When all of the characteristics are connected to the FC layer, the training dataset is prone to overfitting. Overfitting happens when a model performs so well on training data that it harms its performance when applied to new data. To address this issue, a dropout layer is employed, in which a few neurons are removed from the neural network during the training process, resulting in a smaller model.
Activation function layer in CNN
One of the most important parts of the CNN model is the activation function. They’re used to learn and estimate any type of continuous and complicated network variable-to-variable association. It defines which model information should move forward and which should not at the network’s end, in simple terms. It creates non-linearity in the network. Some of the most commonly used activation functions include ReLU, Softmax, Tanh, and Sigmoid. Each of these functions has a unique purpose. The sigmoid and softmax functions are preferred for a 2-class CNN model, although softmax is commonly used for multi-class classification.
Read this blog -> To Know more about activation Functions
Implementation of layers in CNN using python
import tensorflow as tf from tensorflow import keras from tensorflow.keras.models import Sequential from tensorflow.keras.layers import Conv2D, MaxPooling2D, Dense, Activation, Flatten, Dropout """implementing the layers in cnn model""" model = Sequential() model.add(Conv2D(32,3,data_format='channels_last',activation='relu',input_shape=(28,28,1))) model.add(MaxPooling2D(pool_size=(2,2))) model.add(Flatten()) model.add(Dense(100)) model.add(Dropout(0.5)) model.add(Dense(10)) model.add(Activation('softmax')) model.compile(loss='categorical_crossentropy', optimizer = 'adadelta', metrics = ['accuracy']) model.summary()
Here, we have seen how the layers are used as building blocks of CNN. By using Keras we implement how to add each layer in CNN to get a better prediction model.
Also read about -> Image Segmentation
In this article, we made discussion on what is CNN, types of layers in CNN, how the convolutional layer works, strides and padding in the convolutional layer, types of pooling layer in CNN, and use of activation functions for better output and their benefits, and implementation of layers in python using Keras. Feel free to ask any questions or doubts on this topic, if anything needs to add math, and share your experience and thoughts.
Thanks for reading the article!
Data Scientist with 3+ years of experience in building data-intensive applications in diverse industries.
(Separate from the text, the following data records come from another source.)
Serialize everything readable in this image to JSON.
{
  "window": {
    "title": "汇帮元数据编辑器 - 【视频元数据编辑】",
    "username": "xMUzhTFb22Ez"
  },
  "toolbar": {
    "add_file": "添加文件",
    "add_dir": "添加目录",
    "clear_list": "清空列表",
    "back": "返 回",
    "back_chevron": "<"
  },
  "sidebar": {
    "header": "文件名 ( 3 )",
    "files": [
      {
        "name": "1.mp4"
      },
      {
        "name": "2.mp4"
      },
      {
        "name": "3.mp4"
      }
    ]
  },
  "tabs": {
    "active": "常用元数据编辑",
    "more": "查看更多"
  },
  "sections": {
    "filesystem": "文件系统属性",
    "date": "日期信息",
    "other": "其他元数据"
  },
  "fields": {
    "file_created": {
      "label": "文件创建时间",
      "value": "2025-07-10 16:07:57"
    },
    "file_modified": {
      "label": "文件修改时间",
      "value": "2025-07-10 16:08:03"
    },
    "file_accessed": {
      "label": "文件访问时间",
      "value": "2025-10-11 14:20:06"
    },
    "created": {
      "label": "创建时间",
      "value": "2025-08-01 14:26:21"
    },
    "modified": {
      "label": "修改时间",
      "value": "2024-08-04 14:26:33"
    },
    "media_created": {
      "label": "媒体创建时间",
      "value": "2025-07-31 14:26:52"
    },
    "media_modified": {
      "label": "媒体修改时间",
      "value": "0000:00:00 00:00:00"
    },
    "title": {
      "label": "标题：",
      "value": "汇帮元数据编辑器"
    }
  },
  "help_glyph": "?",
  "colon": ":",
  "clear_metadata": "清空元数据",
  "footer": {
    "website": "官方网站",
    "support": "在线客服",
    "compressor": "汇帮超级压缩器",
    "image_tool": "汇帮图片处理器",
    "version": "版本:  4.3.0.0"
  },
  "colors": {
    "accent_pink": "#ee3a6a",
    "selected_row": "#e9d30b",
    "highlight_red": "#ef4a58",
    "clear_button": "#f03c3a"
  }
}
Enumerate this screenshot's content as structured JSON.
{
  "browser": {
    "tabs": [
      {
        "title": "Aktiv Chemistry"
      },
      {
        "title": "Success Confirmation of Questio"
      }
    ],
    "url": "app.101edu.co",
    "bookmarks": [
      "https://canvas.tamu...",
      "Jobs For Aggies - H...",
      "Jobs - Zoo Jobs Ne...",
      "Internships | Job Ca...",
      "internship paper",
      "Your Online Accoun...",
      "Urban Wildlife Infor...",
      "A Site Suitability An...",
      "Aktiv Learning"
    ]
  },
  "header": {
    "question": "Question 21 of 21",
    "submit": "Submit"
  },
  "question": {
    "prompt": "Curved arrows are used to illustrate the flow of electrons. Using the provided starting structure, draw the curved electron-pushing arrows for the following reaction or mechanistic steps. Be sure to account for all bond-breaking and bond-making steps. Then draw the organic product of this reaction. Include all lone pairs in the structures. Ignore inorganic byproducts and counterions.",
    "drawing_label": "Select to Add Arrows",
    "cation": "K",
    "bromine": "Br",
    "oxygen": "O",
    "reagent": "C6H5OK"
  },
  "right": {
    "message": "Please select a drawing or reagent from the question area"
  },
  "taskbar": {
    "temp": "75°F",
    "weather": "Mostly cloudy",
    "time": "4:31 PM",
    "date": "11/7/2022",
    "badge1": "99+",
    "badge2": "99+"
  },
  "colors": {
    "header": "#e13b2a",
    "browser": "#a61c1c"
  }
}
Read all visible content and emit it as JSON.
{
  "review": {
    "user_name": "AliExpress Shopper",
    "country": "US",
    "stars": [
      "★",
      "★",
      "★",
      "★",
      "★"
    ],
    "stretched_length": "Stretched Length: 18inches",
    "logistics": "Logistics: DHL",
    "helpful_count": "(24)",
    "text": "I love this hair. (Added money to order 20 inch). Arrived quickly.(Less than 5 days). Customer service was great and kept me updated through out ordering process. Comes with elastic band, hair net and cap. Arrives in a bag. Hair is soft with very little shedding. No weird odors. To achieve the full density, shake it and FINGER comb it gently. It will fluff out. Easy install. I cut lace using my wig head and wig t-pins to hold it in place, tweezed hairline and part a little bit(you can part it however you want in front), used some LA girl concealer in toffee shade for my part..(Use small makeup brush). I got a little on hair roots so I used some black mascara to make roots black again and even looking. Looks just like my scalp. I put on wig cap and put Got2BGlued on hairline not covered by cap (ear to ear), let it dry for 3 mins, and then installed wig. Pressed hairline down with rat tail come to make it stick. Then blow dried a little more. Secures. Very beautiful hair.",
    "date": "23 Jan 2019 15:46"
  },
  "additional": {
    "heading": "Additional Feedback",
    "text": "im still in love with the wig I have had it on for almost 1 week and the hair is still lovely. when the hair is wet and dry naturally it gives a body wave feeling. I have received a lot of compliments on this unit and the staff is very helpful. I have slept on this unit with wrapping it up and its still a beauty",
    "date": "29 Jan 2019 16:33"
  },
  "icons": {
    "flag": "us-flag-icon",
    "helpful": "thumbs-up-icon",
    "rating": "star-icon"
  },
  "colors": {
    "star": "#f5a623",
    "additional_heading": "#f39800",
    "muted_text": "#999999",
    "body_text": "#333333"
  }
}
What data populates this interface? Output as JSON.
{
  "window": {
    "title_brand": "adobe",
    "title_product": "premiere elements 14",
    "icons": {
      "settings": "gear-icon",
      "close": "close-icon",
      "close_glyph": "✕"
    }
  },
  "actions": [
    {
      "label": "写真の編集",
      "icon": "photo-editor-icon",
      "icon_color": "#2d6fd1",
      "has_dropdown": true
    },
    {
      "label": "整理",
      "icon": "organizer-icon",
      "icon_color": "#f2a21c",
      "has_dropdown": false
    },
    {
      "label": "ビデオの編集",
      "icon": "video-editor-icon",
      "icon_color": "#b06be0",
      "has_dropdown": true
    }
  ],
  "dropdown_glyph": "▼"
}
Proficient in predictive modeling, computer vision, natural language processing, data visualization etc. Aside from being a data scientist, I am also a blogger and photographer.